Fund Companies Scale Back Risk in Target Date Funds

Target date providers have adopted risk management 2.0 as they follow the lessons learned from the losses they incurred in 2008.


It looks like the ride has gotten less bumpy for many target-date funds aimed at people near retirement, according to a Morningstar report published in September. To get there, it has taken a bit of risk management tinkering at fund providers.

Performance for 2010 and 2015 funds likely will be less volatile overall for the third quarter and the year than in the wake of fall 2008, says Josh Charlson, Morningstar senior fund analyst. Much of the improvement stems from lowering glide paths’ equity exposure for short-dated funds, he adds. Also, some funds had generated losses as much from fixed income as from stocks, and have shifted into less-risky fixed-income holdings.

Some target date providers are now using more direct risk-management strategies, Charlson says. As examples, he points to the PIMCO RealRetirement series’ emphasis on long-term real returns and use of a tail-risk hedging strategy, the Invesco Balanced-Risk Retirement Funds’ utilization of a risk-parity approach, and the AllianceBernstein Retirement Strategies series’ addition of a “volatility-management sleeve” to its glide path.

The challenge now is to pull off that risk-control focus without sacrificing too much of investors’ long-range retirement income outlook. “There is definitely a risk of the pendulum swinging too far in the other direction,” Charlson says of being overly conservative. “A number of providers, as they have lowered the stock allocation relatively close to retirement, have raised it a bit in longer-dated funds. That is a way of bar-belling the approach.”

Three target date providers opened up their tool boxes to explain how they are trying to achieve a risk-control balance.

AllianceBernstein implemented the volatility-management sleeve in 2010. The firm uses quantitative models to signal an in-house team when market conditions warrant them, considering short-term shifts in asset classes like an equity reduction. “The other solution is to say, ‘I am going to load up on bonds as part of my strategic asset allocation.’ But that can be devastating to a portfolio in the long term,” says Thomas Fontaine, global head of AllianceBernstein’s defined contribution business.

While the new risk-control tool does not alter the long-term strategic allocation, it can affect up to 20 percent of the short-term allocation for near-retirees. “That is 20 percent to a component where the neutral position is 100 percent global equity. But within that strategy, we can change the mix from 100 percent global equity to 100 percent Treasuries,” Fontaine says. “Right now, it is basically all bonds.”

“Through the first three weeks of September, it reduced the losses by about 2 percent for the month and the quarter, relative to our normal strategic asset allocation,” Fontaine says. “If and when markets recover, we will give back a little of that extra return if we remain underweight in equities relative to our strategic weight. We are going to tend to lose less when the market goes down, and we will gain less when the market recovers. Over the full cycle, the returns should be about the same, but with less volatility.”

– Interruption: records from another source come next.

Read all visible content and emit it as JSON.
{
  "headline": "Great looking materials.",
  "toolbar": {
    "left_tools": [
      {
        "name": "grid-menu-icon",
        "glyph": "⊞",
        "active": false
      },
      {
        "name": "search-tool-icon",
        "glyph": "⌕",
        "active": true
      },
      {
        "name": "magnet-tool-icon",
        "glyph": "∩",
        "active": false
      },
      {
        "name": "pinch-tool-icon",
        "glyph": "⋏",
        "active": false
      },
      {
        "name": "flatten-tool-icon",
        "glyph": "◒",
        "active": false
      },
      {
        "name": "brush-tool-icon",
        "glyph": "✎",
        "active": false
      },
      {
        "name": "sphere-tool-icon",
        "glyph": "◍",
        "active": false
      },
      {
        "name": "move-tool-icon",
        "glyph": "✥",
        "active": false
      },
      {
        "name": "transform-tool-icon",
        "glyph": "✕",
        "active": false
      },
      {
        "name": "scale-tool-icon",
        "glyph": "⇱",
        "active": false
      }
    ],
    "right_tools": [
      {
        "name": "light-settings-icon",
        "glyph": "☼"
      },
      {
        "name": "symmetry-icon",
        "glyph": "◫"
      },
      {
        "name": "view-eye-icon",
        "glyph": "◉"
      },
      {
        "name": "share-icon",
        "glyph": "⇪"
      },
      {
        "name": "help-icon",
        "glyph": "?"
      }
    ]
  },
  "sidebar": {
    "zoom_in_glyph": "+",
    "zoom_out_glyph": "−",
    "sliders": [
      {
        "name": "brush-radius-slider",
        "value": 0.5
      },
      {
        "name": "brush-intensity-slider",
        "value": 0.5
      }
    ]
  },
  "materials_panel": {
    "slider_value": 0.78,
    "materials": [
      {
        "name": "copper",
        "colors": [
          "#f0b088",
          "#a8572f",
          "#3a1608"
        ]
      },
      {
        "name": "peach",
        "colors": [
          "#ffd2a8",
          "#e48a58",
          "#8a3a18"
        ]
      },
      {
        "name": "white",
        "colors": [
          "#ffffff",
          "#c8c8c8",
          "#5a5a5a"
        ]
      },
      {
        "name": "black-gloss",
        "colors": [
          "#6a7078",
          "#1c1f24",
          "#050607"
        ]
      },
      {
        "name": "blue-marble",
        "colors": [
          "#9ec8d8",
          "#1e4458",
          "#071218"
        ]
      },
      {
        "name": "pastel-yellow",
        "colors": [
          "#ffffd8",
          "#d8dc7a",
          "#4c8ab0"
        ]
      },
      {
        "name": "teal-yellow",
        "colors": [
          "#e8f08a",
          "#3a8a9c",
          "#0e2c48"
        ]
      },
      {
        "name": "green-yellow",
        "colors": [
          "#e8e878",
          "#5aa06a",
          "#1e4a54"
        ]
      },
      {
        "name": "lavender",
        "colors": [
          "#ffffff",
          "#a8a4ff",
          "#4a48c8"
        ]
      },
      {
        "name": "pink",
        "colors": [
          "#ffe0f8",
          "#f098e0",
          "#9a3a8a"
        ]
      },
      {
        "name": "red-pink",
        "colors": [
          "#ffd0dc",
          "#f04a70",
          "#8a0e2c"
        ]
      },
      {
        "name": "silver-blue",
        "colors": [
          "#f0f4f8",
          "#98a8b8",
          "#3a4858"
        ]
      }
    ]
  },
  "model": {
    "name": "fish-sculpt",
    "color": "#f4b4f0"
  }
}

Meanwhile, Schwab is among the providers bar-belling the equity exposure. Its 2009 glide path shift increased equity exposure for younger investors, and decreased it for those nearing retirement. The 2040 fund went to 91 percent stocks and the 2030 fund to 82 percent, a Morningstar report on its fund series says.

“People close to retirement do not have the ability to recover from big losses. They need to make sure they can maintain the level of income that they have accumulated,” says Omar Aguilar, senior vice president and chief investment officer of equities and multi-asset strategies at Charles Schwab Investment Management. The equity holding drops to 40 percent by the 2010 fund, he says. “On the flip side, for people who are young, they need to follow a disciplined investment process so they accumulate as much wealth as they can,” he adds.

Schwab has been satisfied with the impact those changes have had on the funds’ results in the past few months, Aguilar says. The near-dated funds have been less volatile and the further-dated funds have been somewhat more volatile, but the idea is that younger investors have plenty of time to stick with it and earn good long-term returns.

BlackRock’s LifePath Portfolios have had the same glide path since 2003, with a strategic focus on consistency of drawdown in retirement. The goal is for retired investors to have accumulated enough to withdraw 4 percent of their balance annually and have sufficient retirement income.

When managing market risk for the target date funds, rather than only trying to maximize income replacement, “it comes back to delivering a consistent and reasonable range of outcomes that will provide for reasonable drawdowns in retirement,” says Chip Castille, head of BlackRock’s U.S. and Canada defined contribution business. “We are forecasting market risks, and we decide, if we want a 4 percent drawdown for 30 years, in real returns, what the glide path needs to be.” Results for the past couple of months have been within BlackRock’s expectations, he says, without discussing specifics.

Asked about some of the relatively new risk-control approaches that Morningstar cites, Castille considers it part of the evolution of the target date space. Some providers came in later to the field, he says, and prior to fall 2008 tried to differentiate themselves with very aggressive equity landing points. “And then they realized that approach led to some surprises,” he says.